_Exercise prompt_
Check each line below for the word "Wire". How many have it? Answer with the number only.

_Data extract_
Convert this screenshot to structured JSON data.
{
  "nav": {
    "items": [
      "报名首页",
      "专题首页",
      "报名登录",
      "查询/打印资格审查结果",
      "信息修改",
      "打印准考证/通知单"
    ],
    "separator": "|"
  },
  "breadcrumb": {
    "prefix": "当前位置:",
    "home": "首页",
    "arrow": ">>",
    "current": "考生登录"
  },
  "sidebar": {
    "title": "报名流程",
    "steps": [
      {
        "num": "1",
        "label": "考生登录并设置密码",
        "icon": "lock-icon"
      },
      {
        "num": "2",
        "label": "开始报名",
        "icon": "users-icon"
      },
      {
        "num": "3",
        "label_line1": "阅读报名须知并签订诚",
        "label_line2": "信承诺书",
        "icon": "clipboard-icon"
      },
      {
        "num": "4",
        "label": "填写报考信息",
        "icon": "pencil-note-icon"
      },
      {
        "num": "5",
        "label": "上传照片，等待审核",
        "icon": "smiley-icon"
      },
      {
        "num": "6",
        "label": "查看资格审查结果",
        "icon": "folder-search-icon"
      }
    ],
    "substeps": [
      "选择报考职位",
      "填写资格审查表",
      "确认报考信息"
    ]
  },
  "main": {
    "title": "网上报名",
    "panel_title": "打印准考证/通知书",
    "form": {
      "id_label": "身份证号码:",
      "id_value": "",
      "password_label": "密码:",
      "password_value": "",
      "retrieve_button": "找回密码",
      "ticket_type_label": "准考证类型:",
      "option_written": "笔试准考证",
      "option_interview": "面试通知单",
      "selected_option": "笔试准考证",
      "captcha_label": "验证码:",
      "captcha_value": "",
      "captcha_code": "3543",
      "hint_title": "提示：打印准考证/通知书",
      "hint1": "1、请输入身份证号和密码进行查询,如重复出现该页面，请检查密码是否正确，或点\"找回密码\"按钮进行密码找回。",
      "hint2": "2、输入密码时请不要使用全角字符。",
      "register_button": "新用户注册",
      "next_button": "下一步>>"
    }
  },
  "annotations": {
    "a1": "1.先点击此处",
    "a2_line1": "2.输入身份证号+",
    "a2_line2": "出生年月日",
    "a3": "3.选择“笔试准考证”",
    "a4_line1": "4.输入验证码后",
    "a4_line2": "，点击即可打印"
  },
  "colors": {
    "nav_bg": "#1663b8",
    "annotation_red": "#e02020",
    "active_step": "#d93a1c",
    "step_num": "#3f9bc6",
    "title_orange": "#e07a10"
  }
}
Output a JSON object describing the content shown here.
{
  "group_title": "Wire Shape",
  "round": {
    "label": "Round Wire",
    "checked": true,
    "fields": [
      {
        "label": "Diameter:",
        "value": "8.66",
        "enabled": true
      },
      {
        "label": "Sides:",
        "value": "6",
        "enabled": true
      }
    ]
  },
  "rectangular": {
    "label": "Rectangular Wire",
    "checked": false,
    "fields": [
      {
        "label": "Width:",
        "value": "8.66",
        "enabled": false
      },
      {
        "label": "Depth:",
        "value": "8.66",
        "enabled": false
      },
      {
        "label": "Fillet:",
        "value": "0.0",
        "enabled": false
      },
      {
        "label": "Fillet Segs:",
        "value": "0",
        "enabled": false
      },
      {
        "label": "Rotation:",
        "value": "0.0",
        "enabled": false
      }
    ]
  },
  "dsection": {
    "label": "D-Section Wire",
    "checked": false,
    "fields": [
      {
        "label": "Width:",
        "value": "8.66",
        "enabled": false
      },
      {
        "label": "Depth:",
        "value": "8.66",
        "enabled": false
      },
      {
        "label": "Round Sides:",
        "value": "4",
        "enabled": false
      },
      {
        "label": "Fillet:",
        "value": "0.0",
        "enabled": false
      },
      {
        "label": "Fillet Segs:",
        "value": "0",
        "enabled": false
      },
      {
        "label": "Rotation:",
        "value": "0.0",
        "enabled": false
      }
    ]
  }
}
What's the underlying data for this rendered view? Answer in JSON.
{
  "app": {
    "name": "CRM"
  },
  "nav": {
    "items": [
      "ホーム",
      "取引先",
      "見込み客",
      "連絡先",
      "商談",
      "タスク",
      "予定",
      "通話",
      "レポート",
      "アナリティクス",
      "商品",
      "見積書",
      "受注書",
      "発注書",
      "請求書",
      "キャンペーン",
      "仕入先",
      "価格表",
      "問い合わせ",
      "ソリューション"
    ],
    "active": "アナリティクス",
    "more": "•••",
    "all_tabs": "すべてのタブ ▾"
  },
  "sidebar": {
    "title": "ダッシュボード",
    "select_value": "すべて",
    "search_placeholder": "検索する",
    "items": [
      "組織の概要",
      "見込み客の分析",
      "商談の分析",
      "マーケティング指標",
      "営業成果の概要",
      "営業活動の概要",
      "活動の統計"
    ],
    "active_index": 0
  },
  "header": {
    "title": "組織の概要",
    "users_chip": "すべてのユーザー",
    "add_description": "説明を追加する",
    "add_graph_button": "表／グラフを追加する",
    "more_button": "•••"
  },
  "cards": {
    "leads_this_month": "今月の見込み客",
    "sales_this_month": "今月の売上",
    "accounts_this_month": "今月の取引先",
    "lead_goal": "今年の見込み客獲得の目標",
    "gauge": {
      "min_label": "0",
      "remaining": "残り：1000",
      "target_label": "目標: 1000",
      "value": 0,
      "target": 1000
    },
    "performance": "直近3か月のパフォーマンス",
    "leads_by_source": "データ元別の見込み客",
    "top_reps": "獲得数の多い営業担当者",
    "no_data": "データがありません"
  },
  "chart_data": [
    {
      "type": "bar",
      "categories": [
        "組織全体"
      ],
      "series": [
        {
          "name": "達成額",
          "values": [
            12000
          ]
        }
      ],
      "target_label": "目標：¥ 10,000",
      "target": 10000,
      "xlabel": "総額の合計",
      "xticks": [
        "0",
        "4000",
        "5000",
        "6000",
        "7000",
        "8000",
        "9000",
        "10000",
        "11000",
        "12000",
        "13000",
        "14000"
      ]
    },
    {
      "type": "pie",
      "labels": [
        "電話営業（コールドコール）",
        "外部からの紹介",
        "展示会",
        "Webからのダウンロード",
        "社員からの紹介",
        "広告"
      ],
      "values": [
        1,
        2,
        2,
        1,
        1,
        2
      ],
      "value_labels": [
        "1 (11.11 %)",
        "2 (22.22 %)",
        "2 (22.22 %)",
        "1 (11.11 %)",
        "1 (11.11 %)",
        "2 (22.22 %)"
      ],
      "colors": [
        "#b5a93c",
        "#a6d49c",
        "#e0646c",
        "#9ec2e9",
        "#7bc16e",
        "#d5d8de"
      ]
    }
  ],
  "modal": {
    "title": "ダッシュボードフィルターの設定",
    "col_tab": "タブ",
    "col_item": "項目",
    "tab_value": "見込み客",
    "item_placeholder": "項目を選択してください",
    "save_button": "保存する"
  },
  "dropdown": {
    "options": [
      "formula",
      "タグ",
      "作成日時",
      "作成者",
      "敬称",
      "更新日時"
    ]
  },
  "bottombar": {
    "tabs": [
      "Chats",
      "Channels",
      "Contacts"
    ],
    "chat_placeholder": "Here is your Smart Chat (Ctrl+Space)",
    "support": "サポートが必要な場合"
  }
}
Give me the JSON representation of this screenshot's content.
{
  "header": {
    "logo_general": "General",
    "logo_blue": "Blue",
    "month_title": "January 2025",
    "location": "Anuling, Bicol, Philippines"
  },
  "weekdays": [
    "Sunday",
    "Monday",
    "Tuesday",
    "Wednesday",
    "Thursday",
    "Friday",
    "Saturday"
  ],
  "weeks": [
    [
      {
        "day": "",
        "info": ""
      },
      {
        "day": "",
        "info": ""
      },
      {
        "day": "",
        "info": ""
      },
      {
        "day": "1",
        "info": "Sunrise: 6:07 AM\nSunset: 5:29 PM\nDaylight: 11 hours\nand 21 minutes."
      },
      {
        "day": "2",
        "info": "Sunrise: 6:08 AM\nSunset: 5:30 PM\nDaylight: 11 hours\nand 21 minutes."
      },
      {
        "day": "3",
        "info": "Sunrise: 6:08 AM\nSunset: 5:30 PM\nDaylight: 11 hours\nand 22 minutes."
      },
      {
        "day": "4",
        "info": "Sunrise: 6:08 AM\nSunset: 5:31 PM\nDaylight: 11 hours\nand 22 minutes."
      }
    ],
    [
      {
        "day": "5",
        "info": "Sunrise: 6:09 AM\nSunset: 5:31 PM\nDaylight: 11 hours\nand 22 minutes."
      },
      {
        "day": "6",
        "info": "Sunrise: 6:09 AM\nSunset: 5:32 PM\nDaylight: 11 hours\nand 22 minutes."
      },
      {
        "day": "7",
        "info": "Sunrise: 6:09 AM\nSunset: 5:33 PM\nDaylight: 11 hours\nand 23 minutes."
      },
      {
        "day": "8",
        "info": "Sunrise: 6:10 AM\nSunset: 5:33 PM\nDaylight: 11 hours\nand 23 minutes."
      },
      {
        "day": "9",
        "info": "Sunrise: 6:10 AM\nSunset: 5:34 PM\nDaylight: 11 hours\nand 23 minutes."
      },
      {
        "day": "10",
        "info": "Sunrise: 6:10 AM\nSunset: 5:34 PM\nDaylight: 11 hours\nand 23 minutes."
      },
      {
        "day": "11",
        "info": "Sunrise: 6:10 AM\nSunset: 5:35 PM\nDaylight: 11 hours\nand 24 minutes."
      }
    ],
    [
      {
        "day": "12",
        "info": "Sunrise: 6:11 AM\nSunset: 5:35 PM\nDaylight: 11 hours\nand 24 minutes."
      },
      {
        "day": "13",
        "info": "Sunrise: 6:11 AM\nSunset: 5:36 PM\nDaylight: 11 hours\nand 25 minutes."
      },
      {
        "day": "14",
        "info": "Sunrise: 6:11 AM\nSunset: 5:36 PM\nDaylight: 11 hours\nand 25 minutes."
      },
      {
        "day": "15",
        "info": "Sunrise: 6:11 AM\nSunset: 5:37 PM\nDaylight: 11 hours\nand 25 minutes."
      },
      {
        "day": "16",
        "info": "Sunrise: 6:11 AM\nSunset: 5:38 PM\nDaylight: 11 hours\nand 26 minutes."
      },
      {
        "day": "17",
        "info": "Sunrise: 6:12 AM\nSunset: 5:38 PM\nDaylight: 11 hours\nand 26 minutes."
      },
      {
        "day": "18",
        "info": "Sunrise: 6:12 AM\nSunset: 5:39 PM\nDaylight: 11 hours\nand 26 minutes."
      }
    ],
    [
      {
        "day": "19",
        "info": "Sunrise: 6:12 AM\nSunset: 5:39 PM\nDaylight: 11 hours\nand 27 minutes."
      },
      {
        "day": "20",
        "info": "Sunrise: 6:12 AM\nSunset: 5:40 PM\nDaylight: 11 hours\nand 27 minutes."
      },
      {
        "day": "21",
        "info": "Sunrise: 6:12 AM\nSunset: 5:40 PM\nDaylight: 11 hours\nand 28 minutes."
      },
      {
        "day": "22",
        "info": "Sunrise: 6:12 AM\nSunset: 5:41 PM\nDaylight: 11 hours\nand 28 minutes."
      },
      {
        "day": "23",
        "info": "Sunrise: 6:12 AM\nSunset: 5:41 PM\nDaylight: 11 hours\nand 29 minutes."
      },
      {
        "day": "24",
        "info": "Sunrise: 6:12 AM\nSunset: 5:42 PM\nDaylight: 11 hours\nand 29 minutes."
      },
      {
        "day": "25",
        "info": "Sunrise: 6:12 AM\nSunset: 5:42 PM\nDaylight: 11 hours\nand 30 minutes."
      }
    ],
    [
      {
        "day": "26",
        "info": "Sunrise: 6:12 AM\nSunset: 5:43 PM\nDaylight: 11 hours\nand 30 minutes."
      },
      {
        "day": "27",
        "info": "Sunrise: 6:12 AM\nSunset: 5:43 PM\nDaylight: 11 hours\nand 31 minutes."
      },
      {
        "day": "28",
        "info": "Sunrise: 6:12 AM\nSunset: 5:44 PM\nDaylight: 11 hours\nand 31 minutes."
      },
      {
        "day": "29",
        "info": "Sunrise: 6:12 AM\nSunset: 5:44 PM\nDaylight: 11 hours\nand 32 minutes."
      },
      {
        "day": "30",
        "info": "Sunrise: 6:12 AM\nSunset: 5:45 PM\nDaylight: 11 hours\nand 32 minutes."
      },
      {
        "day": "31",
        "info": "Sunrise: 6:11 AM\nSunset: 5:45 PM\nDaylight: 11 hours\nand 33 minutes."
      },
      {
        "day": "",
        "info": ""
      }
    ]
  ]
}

_Written response_
4